- [YOUR OBJECTIVE]: Please read the records below and return each line holding the string "connection".

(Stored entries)
↓↓↓

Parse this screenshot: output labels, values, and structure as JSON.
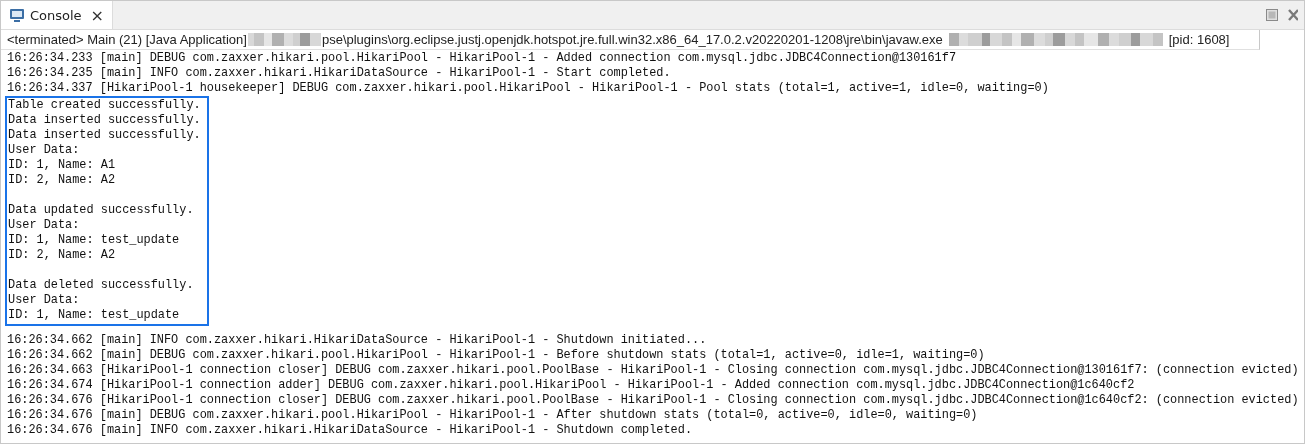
{
  "tab": {
    "label": "Console",
    "close": "×",
    "selected": true
  },
  "process_line": {
    "prefix": "<terminated> Main (21) [Java Application]",
    "path": "pse\\plugins\\org.eclipse.justj.openjdk.hotspot.jre.full.win32.x86_64_17.0.2.v20220201-1208\\jre\\bin\\javaw.exe",
    "pid": "[pid: 1608]"
  },
  "log_before": [
    "16:26:34.233 [main] DEBUG com.zaxxer.hikari.pool.HikariPool - HikariPool-1 - Added connection com.mysql.jdbc.JDBC4Connection@130161f7",
    "16:26:34.235 [main] INFO com.zaxxer.hikari.HikariDataSource - HikariPool-1 - Start completed.",
    "16:26:34.337 [HikariPool-1 housekeeper] DEBUG com.zaxxer.hikari.pool.HikariPool - HikariPool-1 - Pool stats (total=1, active=1, idle=0, waiting=0)"
  ],
  "highlighted_blocks": [
    [
      "Table created successfully.",
      "Data inserted successfully.",
      "Data inserted successfully.",
      "User Data:",
      "ID: 1, Name: A1",
      "ID: 2, Name: A2"
    ],
    [
      "Data updated successfully.",
      "User Data:",
      "ID: 1, Name: test_update",
      "ID: 2, Name: A2"
    ],
    [
      "Data deleted successfully.",
      "User Data:",
      "ID: 1, Name: test_update"
    ]
  ],
  "log_after": [
    "16:26:34.662 [main] INFO com.zaxxer.hikari.HikariDataSource - HikariPool-1 - Shutdown initiated...",
    "16:26:34.662 [main] DEBUG com.zaxxer.hikari.pool.HikariPool - HikariPool-1 - Before shutdown stats (total=1, active=0, idle=1, waiting=0)",
    "16:26:34.663 [HikariPool-1 connection closer] DEBUG com.zaxxer.hikari.pool.PoolBase - HikariPool-1 - Closing connection com.mysql.jdbc.JDBC4Connection@130161f7: (connection evicted)",
    "16:26:34.674 [HikariPool-1 connection adder] DEBUG com.zaxxer.hikari.pool.HikariPool - HikariPool-1 - Added connection com.mysql.jdbc.JDBC4Connection@1c640cf2",
    "16:26:34.676 [HikariPool-1 connection closer] DEBUG com.zaxxer.hikari.pool.PoolBase - HikariPool-1 - Closing connection com.mysql.jdbc.JDBC4Connection@1c640cf2: (connection evicted)",
    "16:26:34.676 [main] DEBUG com.zaxxer.hikari.pool.HikariPool - HikariPool-1 - After shutdown stats (total=0, active=0, idle=0, waiting=0)",
    "16:26:34.676 [main] INFO com.zaxxer.hikari.HikariDataSource - HikariPool-1 - Shutdown completed."
  ]
}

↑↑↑

- [OUTPUT BELOW]:
    "16:26:34.233 [main] DEBUG com.zaxxer.hikari.pool.HikariPool - HikariPool-1 - Added connection com.mysql.jdbc.JDBC4Connection@130161f7",
    "16:26:34.663 [HikariPool-1 connection closer] DEBUG com.zaxxer.hikari.pool.PoolBase - HikariPool-1 - Closing connection com.mysql.jdbc.JDBC4Connection@130161f7: (connection evicted)",
    "16:26:34.674 [HikariPool-1 connection adder] DEBUG com.zaxxer.hikari.pool.HikariPool - HikariPool-1 - Added connection com.mysql.jdbc.JDBC4Connection@1c640cf2",
    "16:26:34.676 [HikariPool-1 connection closer] DEBUG com.zaxxer.hikari.pool.PoolBase - HikariPool-1 - Closing connection com.mysql.jdbc.JDBC4Connection@1c640cf2: (connection evicted)",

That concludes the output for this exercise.